The Kingdom of Yugoslavia (Serbo-Croatian: Краљевина Југославија / Kraljevina Jugoslavija; Slovene: Kraljevina Jugoslavija) was a state in Southeast Europe and Central Europe that existed from 1918 until 1941, during the interwar period and beginning of World War II. From 1918 to 1929, it was officially called the Kingdom of Serbs, Croats and Slovenes (Serbo-Croatian: Краљевина Срба, Хрвата и Словенаца / Kraljevina Srba, Hrvata i Slovenaca; Slovene: Kraljevina Srbov, Hrvatov in Slovencev), but the term “Yugoslavia” (literally “Land of Southern Slavs“) was its colloquial name due to its origins. The official name of the state was changed to “Kingdom of Yugoslavia” by King Alexander I on 3 October 1929.
The preliminary kingdom was formed in 1918 by the merger of the provisional State of Slovenes, Croats and Serbs (itself formed from territories of the former Austro-Hungarian Empire) with the formerly independent Kingdom of Serbia. The Kingdom of Montenegro had united with Serbia five days previously, whereas the regions of Kosovo, Vojvodina, Vardar Macedonia and most of Bosnia were parts of Serbia prior to the unification.

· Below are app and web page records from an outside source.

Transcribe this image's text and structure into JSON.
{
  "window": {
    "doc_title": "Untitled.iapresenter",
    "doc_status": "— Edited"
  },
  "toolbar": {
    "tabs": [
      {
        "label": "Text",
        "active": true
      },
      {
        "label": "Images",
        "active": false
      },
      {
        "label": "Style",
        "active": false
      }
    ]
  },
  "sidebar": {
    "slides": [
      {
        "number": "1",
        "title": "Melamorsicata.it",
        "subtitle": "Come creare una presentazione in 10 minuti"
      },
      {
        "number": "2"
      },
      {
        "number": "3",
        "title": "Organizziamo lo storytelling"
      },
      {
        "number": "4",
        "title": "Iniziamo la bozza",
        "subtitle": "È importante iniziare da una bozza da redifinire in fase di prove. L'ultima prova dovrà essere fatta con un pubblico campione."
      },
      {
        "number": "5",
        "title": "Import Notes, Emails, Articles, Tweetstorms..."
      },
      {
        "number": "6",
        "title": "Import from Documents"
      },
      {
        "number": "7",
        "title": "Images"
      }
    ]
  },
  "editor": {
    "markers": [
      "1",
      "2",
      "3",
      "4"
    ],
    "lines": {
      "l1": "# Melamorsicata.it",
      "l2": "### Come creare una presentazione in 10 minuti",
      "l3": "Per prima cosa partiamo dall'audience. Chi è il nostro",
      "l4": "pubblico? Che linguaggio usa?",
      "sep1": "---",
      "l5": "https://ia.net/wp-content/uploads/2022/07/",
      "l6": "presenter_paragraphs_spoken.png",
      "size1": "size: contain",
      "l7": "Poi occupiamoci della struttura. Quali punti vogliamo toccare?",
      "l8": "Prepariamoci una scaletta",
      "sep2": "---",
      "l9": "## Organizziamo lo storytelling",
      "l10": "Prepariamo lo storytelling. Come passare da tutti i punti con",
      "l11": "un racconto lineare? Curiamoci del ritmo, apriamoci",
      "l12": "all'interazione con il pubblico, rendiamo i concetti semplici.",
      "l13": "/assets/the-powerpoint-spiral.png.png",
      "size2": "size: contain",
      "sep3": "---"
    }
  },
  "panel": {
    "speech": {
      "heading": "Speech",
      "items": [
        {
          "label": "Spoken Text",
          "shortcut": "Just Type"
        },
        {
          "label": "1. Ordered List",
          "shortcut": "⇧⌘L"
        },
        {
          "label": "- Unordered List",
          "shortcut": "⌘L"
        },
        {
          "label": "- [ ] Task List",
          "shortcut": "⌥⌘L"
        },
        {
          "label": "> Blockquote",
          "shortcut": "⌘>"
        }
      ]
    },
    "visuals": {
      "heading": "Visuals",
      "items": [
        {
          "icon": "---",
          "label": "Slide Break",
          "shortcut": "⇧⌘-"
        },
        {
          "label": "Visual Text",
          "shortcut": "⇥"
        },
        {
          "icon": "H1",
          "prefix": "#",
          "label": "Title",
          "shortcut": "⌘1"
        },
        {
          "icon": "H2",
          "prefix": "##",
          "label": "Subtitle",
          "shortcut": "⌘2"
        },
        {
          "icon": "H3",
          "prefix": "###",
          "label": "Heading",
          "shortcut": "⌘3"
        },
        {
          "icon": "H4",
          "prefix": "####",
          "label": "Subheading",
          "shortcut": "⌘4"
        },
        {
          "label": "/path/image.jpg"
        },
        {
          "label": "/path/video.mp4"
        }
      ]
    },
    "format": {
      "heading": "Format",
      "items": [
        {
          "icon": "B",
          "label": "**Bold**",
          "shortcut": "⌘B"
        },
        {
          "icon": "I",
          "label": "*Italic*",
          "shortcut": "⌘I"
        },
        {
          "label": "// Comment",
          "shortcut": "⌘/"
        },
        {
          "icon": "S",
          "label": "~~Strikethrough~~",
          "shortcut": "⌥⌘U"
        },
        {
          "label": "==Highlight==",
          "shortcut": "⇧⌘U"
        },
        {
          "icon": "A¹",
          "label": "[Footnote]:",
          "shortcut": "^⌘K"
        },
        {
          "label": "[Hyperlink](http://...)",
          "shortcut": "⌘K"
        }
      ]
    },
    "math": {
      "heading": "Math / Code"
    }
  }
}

The state was ruled by the Serb dynasty of Karađorđević, which previously ruled the Kingdom of Serbia under Peter I from 1903 (after the May Overthrow) onward. Peter I became the first king of Yugoslavia until his death in 1921. He was succeeded by his son Alexander I, who had been regent for his father. He was known as “Alexander the Unifier” and he renamed the kingdom “Yugoslavia” in 1929. He was assassinated in Marseille by Vlado Chernozemski, a member of the Internal Macedonian Revolutionary Organization (IMRO), during his visit to France in 1934. The crown passed to his then-still under-aged son Peter. Alexander’s cousin Paul ruled as Prince regent until 1941, when Peter II came of age. The royal family flew to London the same year, prior to the country being invaded by the Axis powers. Wikipedia
Photography Yugoslavia 1920